“I applied for the job after seeing an advert in my village three years ago. I signed the labor contract after I got employed. I’ve been working at the company for over three years. I learned computer skills and gained a basic knowledge of statistical analysis,” said Alida Turahmat, an employee of a garment manufacturing company in the Ili Kazakh Autonomous Prefecture in northern Xinjiang.
Alida added that her family’s life greatly improved after she got the job.
“My parents are farmers and their incomes aren’t very high. I can get my salary on time every month and my salary has increased from 2,000 yuan (about $310) to 4,500 yuan (about $695) per month. I can buy the stuff I like, and also pay for my parents’ living expenses,” Alida said.
The woman works in an industry which is coming under fire globally over allegations of “forced labor”, which couldn’t be further from the truth, according to local officials.
“The claims of so-called ‘forced labor’ are false. Employment and labor rights of all ethnic groups are protected by law,” said Xu Guixiang, spokesperson for the Xinjiang regional government, adding that such allegations are aimed at undermining Xinjiang’s contributions to the global supply chain.
Representatives from industry associations also said that labor rights protection is at the heart of all industries in Xinjiang.
“In Xinjiang, enterprises sign labor contracts with their employees, provide them with salaries, good working and living environment. They also provide halal food for ethnic minority employees,” said Yao Yuzhen, president of the Council for Promotion of International Trade in Xinjiang. “Each enterprise has established the labor union to protect the legitimate rights and interests of all employees, including those of ethnic minorities.”
The United States announced an import ban on all cotton and tomato products from Xinjiang earlier this year.
In addition to cotton and tomatoes, Xinjiang’s photovoltaic industry is also being targeted. In March, America’s largest labor federation called on the Biden administration and Congress to stop imports of solar products from Xinjiang over “forced labor” allegations.
Representatives from that industry in Xinjiang said they’re angry over the accusations.
“Promoting the development of renewable energy, including photovoltaic, and promoting an energy revolution have become a consensus among all countries,” said He Ning, secretary of the Board and Director of Investor Relations of Xinjiang Daqo New Energy Company.
“China’s photovoltaic industry is not serving any single market, but the global market. We are not afraid of the unfair treatment. If you want to ‘extinguish’ Xinjiang’s photovoltaic industry, you need to ask whether the Chinese and global market agree,” said He.
Xinjiang regional government has responded to international claims by allowing local residents to speak for themselves.

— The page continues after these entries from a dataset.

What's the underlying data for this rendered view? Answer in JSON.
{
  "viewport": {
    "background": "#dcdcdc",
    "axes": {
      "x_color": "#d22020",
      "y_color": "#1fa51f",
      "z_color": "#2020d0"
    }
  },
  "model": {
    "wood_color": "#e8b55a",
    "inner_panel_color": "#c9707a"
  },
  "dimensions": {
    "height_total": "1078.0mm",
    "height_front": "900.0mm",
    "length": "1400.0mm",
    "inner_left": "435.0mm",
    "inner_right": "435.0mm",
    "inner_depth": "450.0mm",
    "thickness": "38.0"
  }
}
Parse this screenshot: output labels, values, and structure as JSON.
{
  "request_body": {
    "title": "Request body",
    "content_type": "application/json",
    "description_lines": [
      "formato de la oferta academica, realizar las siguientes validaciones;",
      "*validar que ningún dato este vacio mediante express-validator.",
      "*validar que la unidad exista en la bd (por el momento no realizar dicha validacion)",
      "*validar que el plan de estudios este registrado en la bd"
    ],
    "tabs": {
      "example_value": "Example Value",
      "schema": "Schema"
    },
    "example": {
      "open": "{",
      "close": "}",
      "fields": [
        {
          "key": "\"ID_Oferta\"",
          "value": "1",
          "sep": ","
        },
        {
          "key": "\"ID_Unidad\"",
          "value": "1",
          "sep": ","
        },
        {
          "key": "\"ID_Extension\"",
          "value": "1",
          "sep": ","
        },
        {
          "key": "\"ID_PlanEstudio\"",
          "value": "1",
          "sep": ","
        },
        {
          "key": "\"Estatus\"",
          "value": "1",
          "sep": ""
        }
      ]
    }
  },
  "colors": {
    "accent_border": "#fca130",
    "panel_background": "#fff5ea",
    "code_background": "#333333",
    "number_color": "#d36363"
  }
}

Farmers, workers and former trainees from vocational training centers are getting opportunities to tell their stories and present a true image of the region.
Officials said they are happy for unprejudiced foreign reporters and representatives of overseas companies to experience the region for themselves.